- [Records supplied]
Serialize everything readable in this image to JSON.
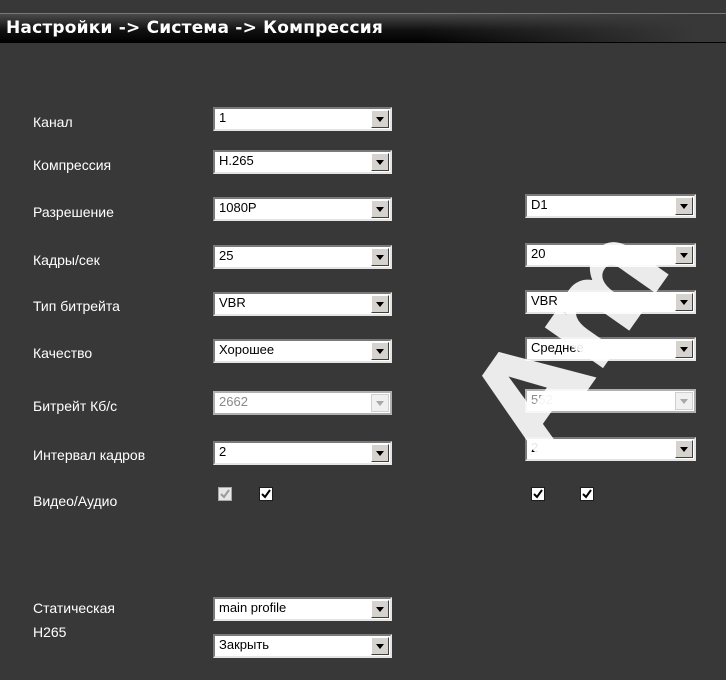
{
  "header": {
    "title": "Настройки -> Система -> Компрессия"
  },
  "labels": {
    "channel": "Канал",
    "compression": "Компрессия",
    "resolution": "Разрешение",
    "fps": "Кадры/сек",
    "bitrate_type": "Тип битрейта",
    "quality": "Качество",
    "bitrate": "Битрейт Кб/с",
    "frame_interval": "Интервал кадров",
    "video_audio": "Видео/Аудио",
    "static": "Статическая",
    "h265": "H265"
  },
  "main_stream": {
    "channel": "1",
    "compression": "H.265",
    "resolution": "1080P",
    "fps": "25",
    "bitrate_type": "VBR",
    "quality": "Хорошее",
    "bitrate": "2662",
    "frame_interval": "2",
    "video": true,
    "audio": true
  },
  "extra_stream": {
    "resolution": "D1",
    "fps": "20",
    "bitrate_type": "VBR",
    "quality": "Среднее",
    "bitrate": "552",
    "frame_interval": "2",
    "video": true,
    "audio": true
  },
  "advanced": {
    "static": "main profile",
    "h265": "Закрыть"
  },
  "watermark": {
    "text": "Am"
  },
  "colors": {
    "background": "#383838",
    "text": "#ffffff",
    "titlebar": "#000000"
  }
}
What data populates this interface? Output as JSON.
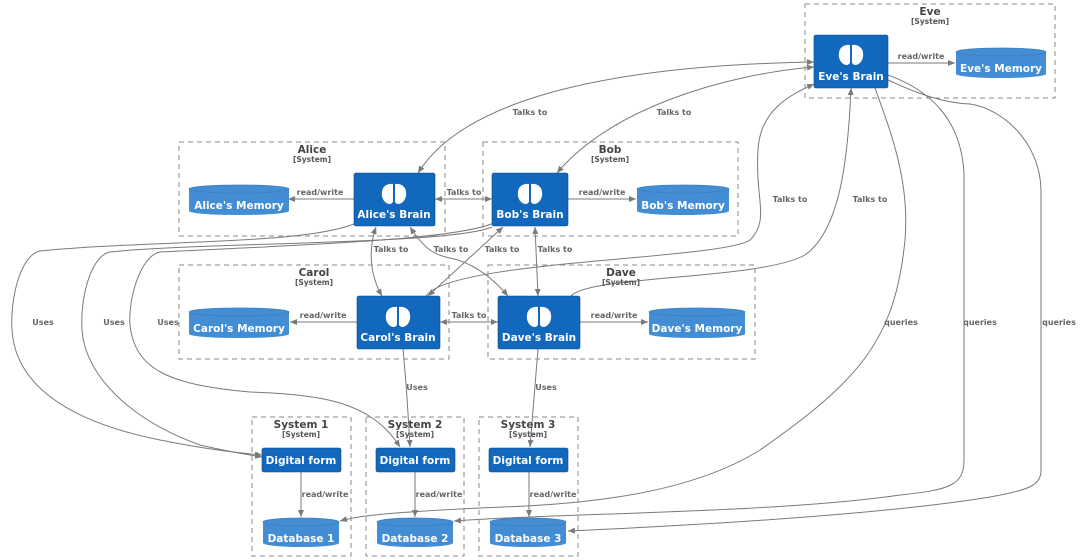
{
  "diagram": {
    "colors": {
      "component": "#1168bd",
      "database": "#438dd5",
      "edge": "#7a7a7a",
      "boundary": "#8a8a8a"
    },
    "systems": [
      {
        "id": "eve",
        "title": "Eve",
        "type": "[System]"
      },
      {
        "id": "alice",
        "title": "Alice",
        "type": "[System]"
      },
      {
        "id": "bob",
        "title": "Bob",
        "type": "[System]"
      },
      {
        "id": "carol",
        "title": "Carol",
        "type": "[System]"
      },
      {
        "id": "dave",
        "title": "Dave",
        "type": "[System]"
      },
      {
        "id": "sys1",
        "title": "System 1",
        "type": "[System]"
      },
      {
        "id": "sys2",
        "title": "System 2",
        "type": "[System]"
      },
      {
        "id": "sys3",
        "title": "System 3",
        "type": "[System]"
      }
    ],
    "components": [
      {
        "id": "eve_brain",
        "label": "Eve's Brain",
        "icon": "brain-icon"
      },
      {
        "id": "alice_brain",
        "label": "Alice's Brain",
        "icon": "brain-icon"
      },
      {
        "id": "bob_brain",
        "label": "Bob's Brain",
        "icon": "brain-icon"
      },
      {
        "id": "carol_brain",
        "label": "Carol's Brain",
        "icon": "brain-icon"
      },
      {
        "id": "dave_brain",
        "label": "Dave's Brain",
        "icon": "brain-icon"
      },
      {
        "id": "form1",
        "label": "Digital form"
      },
      {
        "id": "form2",
        "label": "Digital form"
      },
      {
        "id": "form3",
        "label": "Digital form"
      }
    ],
    "databases": [
      {
        "id": "eve_mem",
        "label": "Eve's Memory"
      },
      {
        "id": "alice_mem",
        "label": "Alice's Memory"
      },
      {
        "id": "bob_mem",
        "label": "Bob's Memory"
      },
      {
        "id": "carol_mem",
        "label": "Carol's Memory"
      },
      {
        "id": "dave_mem",
        "label": "Dave's Memory"
      },
      {
        "id": "db1",
        "label": "Database 1"
      },
      {
        "id": "db2",
        "label": "Database 2"
      },
      {
        "id": "db3",
        "label": "Database 3"
      }
    ],
    "edges": [
      {
        "from": "eve_brain",
        "to": "eve_mem",
        "label": "read/write"
      },
      {
        "from": "alice_brain",
        "to": "alice_mem",
        "label": "read/write"
      },
      {
        "from": "bob_brain",
        "to": "bob_mem",
        "label": "read/write"
      },
      {
        "from": "carol_brain",
        "to": "carol_mem",
        "label": "read/write"
      },
      {
        "from": "dave_brain",
        "to": "dave_mem",
        "label": "read/write"
      },
      {
        "from": "eve_brain",
        "to": "alice_brain",
        "label": "Talks to"
      },
      {
        "from": "eve_brain",
        "to": "bob_brain",
        "label": "Talks to"
      },
      {
        "from": "carol_brain",
        "to": "eve_brain",
        "label": "Talks to"
      },
      {
        "from": "dave_brain",
        "to": "eve_brain",
        "label": "Talks to"
      },
      {
        "from": "alice_brain",
        "to": "bob_brain",
        "label": "Talks to"
      },
      {
        "from": "alice_brain",
        "to": "carol_brain",
        "label": "Talks to"
      },
      {
        "from": "alice_brain",
        "to": "dave_brain",
        "label": "Talks to"
      },
      {
        "from": "bob_brain",
        "to": "carol_brain",
        "label": "Talks to"
      },
      {
        "from": "bob_brain",
        "to": "dave_brain",
        "label": "Talks to"
      },
      {
        "from": "carol_brain",
        "to": "dave_brain",
        "label": "Talks to"
      },
      {
        "from": "alice_brain",
        "to": "form1",
        "label": "Uses"
      },
      {
        "from": "bob_brain",
        "to": "form1",
        "label": "Uses"
      },
      {
        "from": "carol_brain",
        "to": "form2",
        "label": "Uses"
      },
      {
        "from": "bob_brain",
        "to": "form2",
        "label": "Uses"
      },
      {
        "from": "dave_brain",
        "to": "form3",
        "label": "Uses"
      },
      {
        "from": "form1",
        "to": "db1",
        "label": "read/write"
      },
      {
        "from": "form2",
        "to": "db2",
        "label": "read/write"
      },
      {
        "from": "form3",
        "to": "db3",
        "label": "read/write"
      },
      {
        "from": "eve_brain",
        "to": "db1",
        "label": "queries"
      },
      {
        "from": "eve_brain",
        "to": "db2",
        "label": "queries"
      },
      {
        "from": "eve_brain",
        "to": "db3",
        "label": "queries"
      }
    ]
  }
}
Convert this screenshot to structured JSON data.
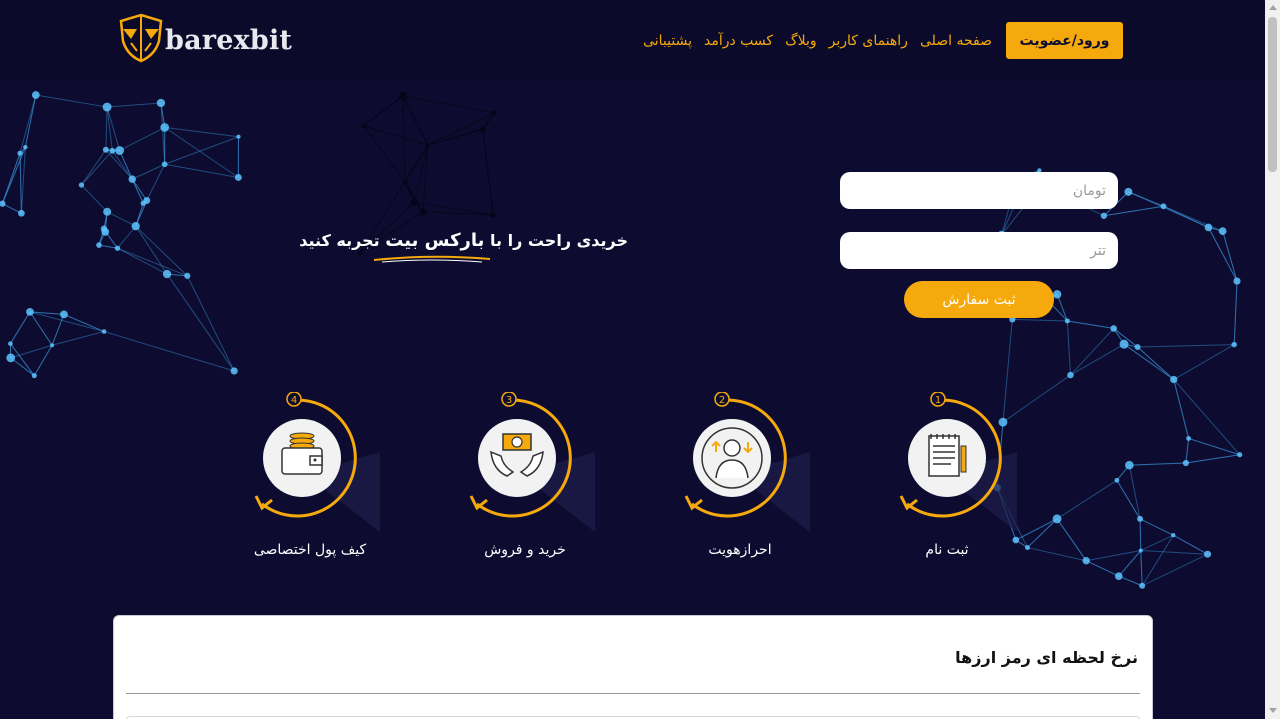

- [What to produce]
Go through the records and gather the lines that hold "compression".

- [Completed task]
    "compression": "Компрессия",
    "compression": "H.265",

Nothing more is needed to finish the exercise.